My manuscript entitled, _Gendered Power: Educated Women from the Meiji Empress’ Court (University of Michigan Press, forthcoming 2019) examines the sources and execution of power held by women of the Meiji Empress Shōken’s court. This project considers the power and influence held by Meiji women, particularly those linked to the Meiji empress, to engineer educational and social structures that had lasting influence on the lives and identities of women of Japan.
- PhD, East Asian Languages and Civilizations, University of Chicago

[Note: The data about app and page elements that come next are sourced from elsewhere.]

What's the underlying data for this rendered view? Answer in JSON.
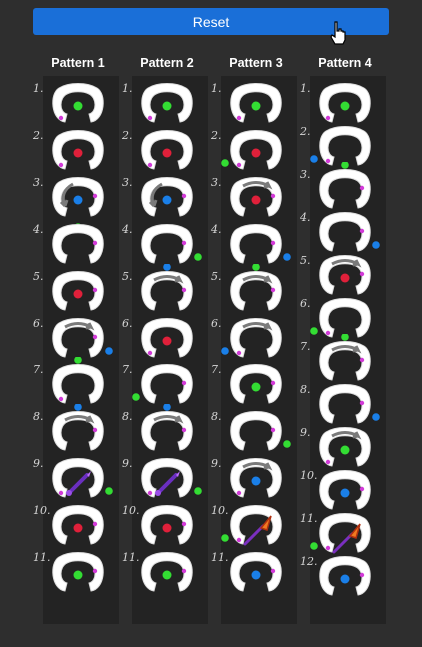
{
  "reset_label": "Reset",
  "colors": {
    "background": "#2e2e2e",
    "button": "#1a6fd8",
    "green": "#33dd33",
    "red": "#e0203a",
    "blue": "#1a7fe8",
    "magenta": "#d23ad8",
    "ring": "#ffffff"
  },
  "patterns": [
    {
      "title": "Pattern 1",
      "steps": [
        {
          "label": "1.",
          "center": "green",
          "pink": "left",
          "outside": null,
          "arrow": null,
          "icon": null
        },
        {
          "label": "2.",
          "center": "red",
          "pink": "left",
          "outside": null,
          "arrow": null,
          "icon": null
        },
        {
          "label": "3.",
          "center": "blue",
          "pink": "right",
          "outside": "bottom-green",
          "arrow": "left",
          "icon": null
        },
        {
          "label": "4.",
          "center": null,
          "pink": "right",
          "outside": null,
          "arrow": null,
          "icon": null
        },
        {
          "label": "5.",
          "center": "red",
          "pink": "right",
          "outside": null,
          "arrow": null,
          "icon": null
        },
        {
          "label": "6.",
          "center": null,
          "pink": "right",
          "outside": "right-blue",
          "arrow": "top",
          "icon": null
        },
        {
          "label": "7.",
          "center": null,
          "pink": "left",
          "outside": "top-green",
          "arrow": null,
          "icon": null
        },
        {
          "label": "8.",
          "center": null,
          "pink": "right",
          "outside": "top-blue",
          "arrow": "top",
          "icon": null
        },
        {
          "label": "9.",
          "center": null,
          "pink": "left",
          "outside": "right-green",
          "arrow": null,
          "icon": "wand"
        },
        {
          "label": "10.",
          "center": "red",
          "pink": "right",
          "outside": null,
          "arrow": null,
          "icon": null
        },
        {
          "label": "11.",
          "center": "green",
          "pink": "right",
          "outside": null,
          "arrow": null,
          "icon": null
        }
      ]
    },
    {
      "title": "Pattern 2",
      "steps": [
        {
          "label": "1.",
          "center": "green",
          "pink": "left",
          "outside": null,
          "arrow": null,
          "icon": null
        },
        {
          "label": "2.",
          "center": "red",
          "pink": "left",
          "outside": null,
          "arrow": null,
          "icon": null
        },
        {
          "label": "3.",
          "center": "blue",
          "pink": "right",
          "outside": null,
          "arrow": "left",
          "icon": null
        },
        {
          "label": "4.",
          "center": null,
          "pink": "right",
          "outside": "right-green",
          "arrow": null,
          "icon": null
        },
        {
          "label": "5.",
          "center": null,
          "pink": "right",
          "outside": "top-blue",
          "arrow": "top",
          "icon": null
        },
        {
          "label": "6.",
          "center": "red",
          "pink": "left",
          "outside": null,
          "arrow": null,
          "icon": null
        },
        {
          "label": "7.",
          "center": null,
          "pink": "right",
          "outside": "left-green",
          "arrow": null,
          "icon": null
        },
        {
          "label": "8.",
          "center": null,
          "pink": "right",
          "outside": "top-blue",
          "arrow": "top",
          "icon": null
        },
        {
          "label": "9.",
          "center": null,
          "pink": "left",
          "outside": "right-green",
          "arrow": null,
          "icon": "wand"
        },
        {
          "label": "10.",
          "center": "red",
          "pink": "right",
          "outside": null,
          "arrow": null,
          "icon": null
        },
        {
          "label": "11.",
          "center": "green",
          "pink": "right",
          "outside": null,
          "arrow": null,
          "icon": null
        }
      ]
    },
    {
      "title": "Pattern 3",
      "steps": [
        {
          "label": "1.",
          "center": "green",
          "pink": "left",
          "outside": null,
          "arrow": null,
          "icon": null
        },
        {
          "label": "2.",
          "center": "red",
          "pink": "left",
          "outside": "left-green",
          "arrow": null,
          "icon": null
        },
        {
          "label": "3.",
          "center": "red",
          "pink": "right",
          "outside": null,
          "arrow": "top",
          "icon": null
        },
        {
          "label": "4.",
          "center": null,
          "pink": "right",
          "outside": "right-blue",
          "arrow": null,
          "icon": null
        },
        {
          "label": "5.",
          "center": null,
          "pink": "right",
          "outside": "top-green",
          "arrow": "top",
          "icon": null
        },
        {
          "label": "6.",
          "center": null,
          "pink": "left",
          "outside": "left-blue",
          "arrow": "top",
          "icon": null
        },
        {
          "label": "7.",
          "center": "green",
          "pink": "right",
          "outside": null,
          "arrow": null,
          "icon": null
        },
        {
          "label": "8.",
          "center": null,
          "pink": "right",
          "outside": "right-green",
          "arrow": null,
          "icon": null
        },
        {
          "label": "9.",
          "center": "blue",
          "pink": "left",
          "outside": null,
          "arrow": "top",
          "icon": null
        },
        {
          "label": "10.",
          "center": null,
          "pink": "left",
          "outside": "left-green",
          "arrow": null,
          "icon": "spear"
        },
        {
          "label": "11.",
          "center": "blue",
          "pink": "right",
          "outside": null,
          "arrow": null,
          "icon": null
        }
      ]
    },
    {
      "title": "Pattern 4",
      "steps": [
        {
          "label": "1.",
          "center": "green",
          "pink": "left",
          "outside": null,
          "arrow": null,
          "icon": null
        },
        {
          "label": "2.",
          "center": null,
          "pink": "left",
          "outside": "left-blue",
          "arrow": null,
          "icon": null
        },
        {
          "label": "3.",
          "center": null,
          "pink": "right",
          "outside": "top-green",
          "arrow": null,
          "icon": null
        },
        {
          "label": "4.",
          "center": null,
          "pink": "right",
          "outside": "right-blue",
          "arrow": null,
          "icon": null
        },
        {
          "label": "5.",
          "center": "red",
          "pink": "right",
          "outside": null,
          "arrow": "top",
          "icon": null
        },
        {
          "label": "6.",
          "center": null,
          "pink": "left",
          "outside": "left-green",
          "arrow": null,
          "icon": null
        },
        {
          "label": "7.",
          "center": null,
          "pink": "right",
          "outside": "top-green",
          "arrow": "top",
          "icon": null
        },
        {
          "label": "8.",
          "center": null,
          "pink": "right",
          "outside": "right-blue",
          "arrow": null,
          "icon": null
        },
        {
          "label": "9.",
          "center": "green",
          "pink": "left",
          "outside": null,
          "arrow": "top",
          "icon": null
        },
        {
          "label": "10.",
          "center": "blue",
          "pink": "right",
          "outside": null,
          "arrow": null,
          "icon": null
        },
        {
          "label": "11.",
          "center": null,
          "pink": "left",
          "outside": "left-green",
          "arrow": null,
          "icon": "spear"
        },
        {
          "label": "12.",
          "center": "blue",
          "pink": "right",
          "outside": null,
          "arrow": null,
          "icon": null
        }
      ]
    }
  ]
}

Mamiko Suzuki is Assistant Professor of Japanese in the Department of World Languages and Cultures. Her forthcoming book, Gendered Power: Educated Women of the iMeiji Empress' Court focuses on the emergence of women's education in the late 19th and early 20th century, and on the diaries, essays, poetry, and fiction, of Meiji female intellectuals affiliated with the Meiji empress Haruko’s, such as popular rights activist and poet Nakajima Toshiko (1864-1901) and influential Shimoda Utako (1854-1936).
She received the University of Utah Faculty Fellowship (2016) and an NEAC Short Term Travel Grant (2015) to work on her book manuscript. She has published in the refereed journals Japanese Language and Literature, CLCWeb, and U.S. Japan Women’s Journal and has also translated Japanese short fiction and essays by Sata Ineko, Futabatei Shimei, and Mitani Kuniaki.
Her research interests include the relationship between women’s literature and education of the Meiji period in connection to imperial power; Classical Chinese poetry and prose; and Confucianism in the lives of elite, educated women.